Malian Student Spotlight: Mariam Samake

Djiba Soumaoro

Djiba Soumaoro

Ouelessebougou Alliance Program Coordinator

Mariam Samake

In honor of International Day of the Girl, I am spotlighting a girl from the Ouelessebougou region of Mali. Mariam is 18 years old and a ninth grader. She attended the Alliance’s partner elementary school in Tamala. Here is what she has to say. 

What is it like to be a girl in Mali?

To be a girl in Mali is difficult because we have lot of household work early in the morning before we go to school. Because of that, girls come to class late sometimes. It affects our education because we are not able to catch up on the previous lessons that our teachers teach before we come to class. If our teachers give these lessons we miss in our class during the tests and exams, we will fail them. When some girls fail once or twice their tests and exams, they are more likely to drop school.

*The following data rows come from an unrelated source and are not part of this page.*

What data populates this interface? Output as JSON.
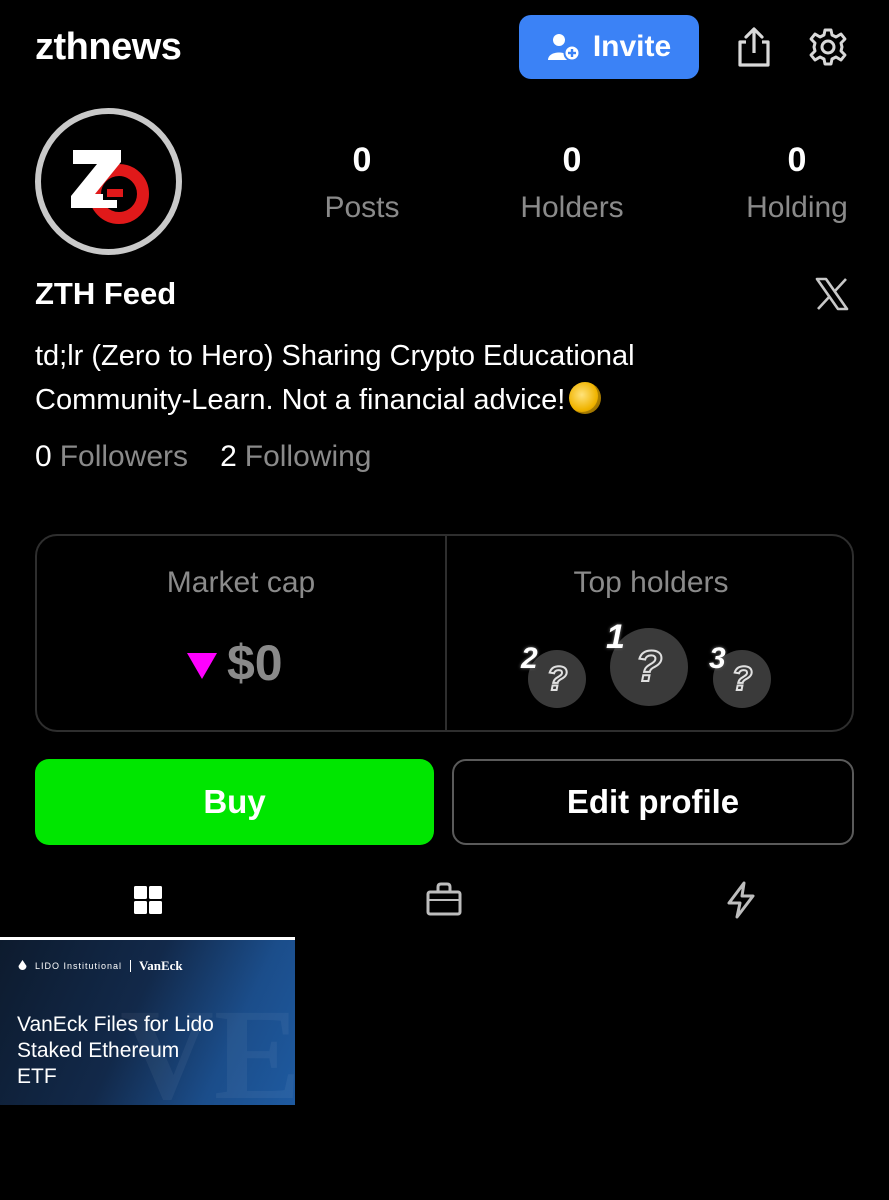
{
  "header": {
    "app_title": "zthnews",
    "invite_label": "Invite"
  },
  "stats": [
    {
      "value": "0",
      "label": "Posts"
    },
    {
      "value": "0",
      "label": "Holders"
    },
    {
      "value": "0",
      "label": "Holding"
    }
  ],
  "profile": {
    "display_name": "ZTH Feed",
    "bio_line1": "td;lr (Zero to Hero) Sharing Crypto Educational",
    "bio_line2": "Community-Learn. Not a financial advice!",
    "followers_count": "0",
    "followers_label": "Followers",
    "following_count": "2",
    "following_label": "Following"
  },
  "market": {
    "title": "Market cap",
    "value": "$0",
    "trend": "down",
    "trend_color": "#ff00ff"
  },
  "top_holders": {
    "title": "Top holders",
    "slots": [
      {
        "rank": "2",
        "placeholder": "?"
      },
      {
        "rank": "1",
        "placeholder": "?"
      },
      {
        "rank": "3",
        "placeholder": "?"
      }
    ]
  },
  "actions": {
    "buy_label": "Buy",
    "buy_color": "#00e600",
    "edit_label": "Edit profile"
  },
  "tabs": [
    {
      "icon": "grid-icon",
      "active": true
    },
    {
      "icon": "shopping-bag-icon",
      "active": false
    },
    {
      "icon": "lightning-icon",
      "active": false
    }
  ],
  "posts": [
    {
      "logo_left": "LIDO Institutional",
      "logo_right": "VanEck",
      "title": "VanEck Files for Lido Staked Ethereum ETF"
    }
  ],
  "colors": {
    "accent_blue": "#3b82f6",
    "muted_text": "#8a8a8a"
  }
}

What are the challenges you face?

The first biggest challenge I face is during the rainy season because my family does not have enough food to eat. We have lack of food in our family. In the dry season, we can cook three kg of rice or millets for lunch and three kg for dinner. In the rainy season, my family reduces to 2 kg for lunch and dinner. We do not get enough food to eat in the rainy season. It is very difficult.

The second biggest challenge I face in the dry season is lack of water. I have to walk one and half miles to get water from the school pumps. I can find so many people at the pump and I have to wait for forty minutes in order to get water. I usually wake at 5 am and come to get water at 6 am. Sometimes, we take the donkey cart or bicycle to get water from the school pump.

What is a day like for you?

Every day, I wake up at 5 am, pray, and greet my parents. After that, I wash clothes and dishes and have my breakfast and get water from the wells or pumps. I also have to wash and fill my family’s yard with water, I go to collect shea nuts in the bushes, and search firewood early in the morning before my class. It is too tiresome sometimes. Then I go to school.

At noon, I go to my parents’ farm to harvest peanuts, millet, corn, and beans before the afternoon class. After the school in the afternoon, I sweep our family yard and houses, heat water for my parents, help wash up my family, and wash the dishes. At night, I learn my lessons and go to bed.

How have you benefitted from receiving a formal education at an Alliance partner school?

The first benefit I got from the Alliance education is staying in school without having to get married. In my village, several girls marry before they are eighteen, especially when they do not go to school. 

The second benefit is I learned to work hard so I can change my parents’ lives conditions as well my extended family. 

The third benefit is now I can educate my children one day. I can look at their notebooks and help them study at nights. We had great teachers at the Alliance’s partner school that helped us to come to the middle school.

How do the Days for Girls hygiene kits the Alliance distributes help you and your other girls at school?

The hygiene kits are so helpful and important for the girls in our school because some girls can suddenly get their period when they are in school. They can go directly to the bathroom and use their kits without going home and come to the class. They always have their kits in the school bag when they feel like their period may come soon. It is the best way for the girls to stay in school.

Before we got the hygiene kits, many girls’ skirts and clothes became dirty with blood in school. They were too ashamed and some girls could quit school if that happened to them in school in front of boys. Also, before the kits, when our girls started their period, they would stay home until it is over. They miss classes for three to seven days. I really like the hygiene kits and they last longer than pads. We can wash the kits, but we cannot wash pads.

What are your hopes for the future?

The hope I have is to finish my education and become an OB/GYN. I would like to become an OB/GYN because I would like to save girls and women lives in my village and country. If I become an OB/GYN, I can also make a lot of money to help my parents and extended family.